No, there are no mystical powers here so it doesn’t exactly fit the definition of EPIC. Except in my book. Come on, anyone who can keep such a great attitude in the face of a family who thinks she should act in a manner more befitting a “lady”? That was her battle. And her Grandfather was, while by no means perfect, a loving and wise mentor. The book does have an EPIC first line. Some of you will know what this really means. “By 1899, we had learned to tame the darkness but not the Texas heat.”
*Olive from The Books of Elsewhere by Jacqueline West.
I will be honest … this one took me a while to really get “in” to. But I’m so glad I finally did. Olive is most definitely a reluctant heroine facing supernatural beings with the help of mystical creatures. Slightly spooky but not really. Still waiting for book number three. How EPIC would it be to be able to enter a world through a painting?
*Benny Imura from Jonathan Maberry’s series.
(Fair warning … this is for the YA readers among us. NOT my current students!) It sounds so ridiculous but this is The Most Human of all zombie stories I’ve ever read (not that I’ve read anything close to all of them nor am I even a horror genre fan … this is NOT the author’s usual horror). Benny and his brother are called to dispatch zombies … sent by loved ones to save them from the neverending walk of the undead. UGH that sounds gross. But it is SO good! There are mentors and challenges and transformation. EPIC.

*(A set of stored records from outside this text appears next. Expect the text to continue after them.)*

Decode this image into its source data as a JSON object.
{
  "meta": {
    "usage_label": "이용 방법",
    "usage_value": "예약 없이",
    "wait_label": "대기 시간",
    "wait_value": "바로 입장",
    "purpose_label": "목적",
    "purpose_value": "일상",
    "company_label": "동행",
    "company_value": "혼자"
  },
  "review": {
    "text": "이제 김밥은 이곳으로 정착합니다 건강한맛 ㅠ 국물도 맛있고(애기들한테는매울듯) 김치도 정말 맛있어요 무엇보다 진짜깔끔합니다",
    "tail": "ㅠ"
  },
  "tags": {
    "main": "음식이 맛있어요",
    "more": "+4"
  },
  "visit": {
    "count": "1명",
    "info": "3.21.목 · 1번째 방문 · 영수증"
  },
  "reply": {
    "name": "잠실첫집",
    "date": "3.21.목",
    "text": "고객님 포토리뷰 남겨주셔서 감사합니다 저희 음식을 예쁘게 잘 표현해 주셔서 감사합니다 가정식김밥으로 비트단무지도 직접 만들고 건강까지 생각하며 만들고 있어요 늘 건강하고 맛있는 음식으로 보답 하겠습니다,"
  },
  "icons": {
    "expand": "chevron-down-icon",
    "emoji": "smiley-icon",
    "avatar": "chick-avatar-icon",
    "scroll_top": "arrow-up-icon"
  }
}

*Kira from Dan Well’s Partials.
I will be the first to say that the actual execution of the story is not necessarily EPIC. I would have done some of the editing differently. That put aside? Kira is a heroine to be reckoned with. The world seems to have ended (no babies survive long after birth) and all are asked to do more than their fair share. She rises above with the help of friends and … others. I will definitely be back for more of this EPIC story!
*(Gonna have to give a shout out here to my students.) PETE THE CAT (Eric Litwin) is an EPIC hero.
He faces all sorts of challenges and while he does not have any extraordinary assistance … he still succeeds. IT’S ALL GOOD. They tell me. And really … is that not what a hero is all about? Facing trials and new situations without getting upset?
*Otto Malpense from Mark Walden’s H.I.V.E. series.
Don’t let the Higher Institute of Villanous Education fool you. This is an hero who must defend against dark forces at every turn. He has friends. Mentors. Enemies. Cool spy gadgets. Even a little bit of magic. Go. Read. Run that EPIC movie camera in your head!
Angie Oliverson, known to her students as Ms. O, is a teacher librarian in San Antonio, TX. You can find her at www.msoreadsbooks.com as well as @senoritao.